IMPRESSIONS DE FRANCE
André Moisan (cl); Louise-Andrée Baril (pn)
ATMA 22680 (65:24)
Solo de concours.
Première Rhapsodie. Petite pièce.
Introduction et rondo.
Tema con variazioni
Since 1999, André Moisan has held the position of principal saxophone and bass clarinet with the Montreal Symphony Orchestra, and he is on the faculty at the Université de Montréal. The biographical note in Atma Classique’s booklet indicates that he has recorded more than 50 albums; several of them have been for this label. Curiously, this program was recorded in 1996. I don’t know if this is its first release, or if it previously appeared on another label. In any case, better late than never, because
Impressions de France
is a fine example of what can be done with this repertoire.
Moisan has a clear, penetrating tone which nevertheless never becomes shrill—his sound is lean, light, and clean. There is wit, where needed (the outer movements of the Poulenc Sonata, for example), but not buffoonery. He finds the gravity needed for the
movement of Saint-Saëns Sonata without allowing the music to turn leaden. He plays soulfully, but avoids bringing too much sweetness to the middle movement of the Poulenc, or to Debussy’s
Any young clarinetist who played Henri Rabaud’s
Solo de concours
with Moisan’s facility and understanding surely would win a top prize. His phrasing is fluid and imaginative, and he is attentive to the music’s shifting colors and textures. He doesn’t convince me that the less-familiar work by Widor is unjustly neglected, but he does bring plenty of well-behaved charm to Pierné’s bouncy

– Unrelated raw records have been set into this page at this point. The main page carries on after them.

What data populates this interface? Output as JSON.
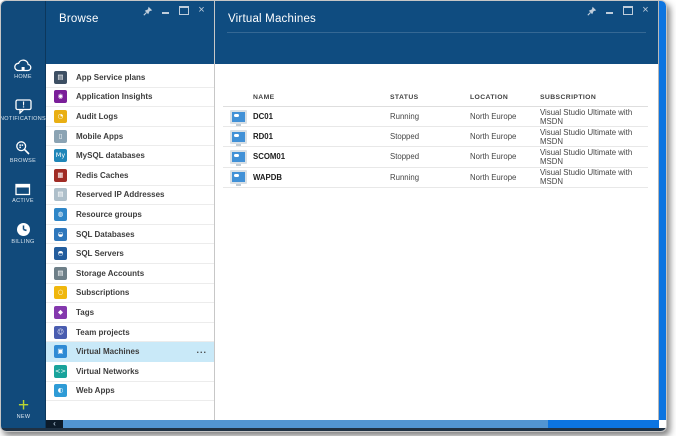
{
  "colors": {
    "portal_background_blue": "#0c74e0",
    "sidebar_navy": "#114a7b",
    "blade_header_navy": "#0f4c80",
    "selected_row_blue": "#c9e9f8",
    "scrollbar_thumb_blue": "#5295d2",
    "new_plus_green": "#b8d432"
  },
  "window_controls": [
    "pin-icon",
    "minimize-icon",
    "maximize-icon",
    "close-icon"
  ],
  "sidebar": {
    "items": [
      {
        "label": "HOME",
        "icon": "home-cloud-icon"
      },
      {
        "label": "NOTIFICATIONS",
        "icon": "notifications-bubble-icon"
      },
      {
        "label": "BROWSE",
        "icon": "browse-magnifier-icon"
      },
      {
        "label": "ACTIVE",
        "icon": "active-window-icon"
      },
      {
        "label": "BILLING",
        "icon": "billing-clock-icon"
      }
    ],
    "new_button": {
      "label": "NEW",
      "icon": "plus-icon"
    }
  },
  "browse_blade": {
    "title": "Browse",
    "items": [
      {
        "label": "App Service plans",
        "icon": "app-service-plans-icon",
        "glyph": "▤",
        "color": "#3d4f63"
      },
      {
        "label": "Application Insights",
        "icon": "application-insights-icon",
        "glyph": "◉",
        "color": "#7a1e99"
      },
      {
        "label": "Audit Logs",
        "icon": "audit-logs-icon",
        "glyph": "◔",
        "color": "#e9af13"
      },
      {
        "label": "Mobile Apps",
        "icon": "mobile-apps-icon",
        "glyph": "▯",
        "color": "#8ba3b3"
      },
      {
        "label": "MySQL databases",
        "icon": "mysql-databases-icon",
        "glyph": "My",
        "color": "#1f86b8"
      },
      {
        "label": "Redis Caches",
        "icon": "redis-caches-icon",
        "glyph": "▦",
        "color": "#a02c25"
      },
      {
        "label": "Reserved IP Addresses",
        "icon": "reserved-ip-addresses-icon",
        "glyph": "▤",
        "color": "#aebfca"
      },
      {
        "label": "Resource groups",
        "icon": "resource-groups-icon",
        "glyph": "◍",
        "color": "#2e86c8"
      },
      {
        "label": "SQL Databases",
        "icon": "sql-databases-icon",
        "glyph": "◒",
        "color": "#2e77bc"
      },
      {
        "label": "SQL Servers",
        "icon": "sql-servers-icon",
        "glyph": "◓",
        "color": "#235d9d"
      },
      {
        "label": "Storage Accounts",
        "icon": "storage-accounts-icon",
        "glyph": "▤",
        "color": "#6e7f88"
      },
      {
        "label": "Subscriptions",
        "icon": "subscriptions-key-icon",
        "glyph": "○",
        "color": "#f0b70d"
      },
      {
        "label": "Tags",
        "icon": "tags-icon",
        "glyph": "◆",
        "color": "#8438ad"
      },
      {
        "label": "Team projects",
        "icon": "team-projects-icon",
        "glyph": "☺",
        "color": "#4a5db0"
      },
      {
        "label": "Virtual Machines",
        "icon": "virtual-machines-icon",
        "glyph": "▣",
        "color": "#2f8bd5",
        "row_class": "bitem selected",
        "overflow": "..."
      },
      {
        "label": "Virtual Networks",
        "icon": "virtual-networks-icon",
        "glyph": "<>",
        "color": "#18a39b"
      },
      {
        "label": "Web Apps",
        "icon": "web-apps-icon",
        "glyph": "◐",
        "color": "#2e9bd6"
      }
    ]
  },
  "vm_blade": {
    "title": "Virtual Machines",
    "row_icon": "vm-monitor-icon",
    "table": {
      "columns": [
        "NAME",
        "STATUS",
        "LOCATION",
        "SUBSCRIPTION"
      ],
      "rows": [
        {
          "name": "DC01",
          "status": "Running",
          "location": "North Europe",
          "subscription": "Visual Studio Ultimate with MSDN"
        },
        {
          "name": "RD01",
          "status": "Stopped",
          "location": "North Europe",
          "subscription": "Visual Studio Ultimate with MSDN"
        },
        {
          "name": "SCOM01",
          "status": "Stopped",
          "location": "North Europe",
          "subscription": "Visual Studio Ultimate with MSDN"
        },
        {
          "name": "WAPDB",
          "status": "Running",
          "location": "North Europe",
          "subscription": "Visual Studio Ultimate with MSDN"
        }
      ]
    }
  },
  "scrollbar": {
    "left_arrow": "‹"
  }
}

. Jean Françaix’s Tema con variazioni is efficiency made incarnate: a sequence of aphorisms and one-liners, told by the composer (and the performer) like an experienced raconteur. Baril’s partnership with Moisan is supportive and like-minded. Poulenc’s sonata is played in the “original version.” Apparently, a few errors (three in the first movement, one in the third) crept into the published edition, and these have been corrected here. I doubt that this will be noticed by anyone save other clarinetists and Poulenc scholars, but it is good that Moisan made the effort. Similarly, Moisan’s performance of Debussy’s
, from the composer’s manuscript, differs in a few places from the published Durand edition, but not strikingly.
The microphones pick up more key noise than one usually hears in a clarinet recital. If this bothers you, you have been warned, but I don’t think it should deter most listeners. The balance between the clarinet and the piano is ideal, and the booklet notes, apart from an occasional solecism (“Honneger,” for example), are nicely done.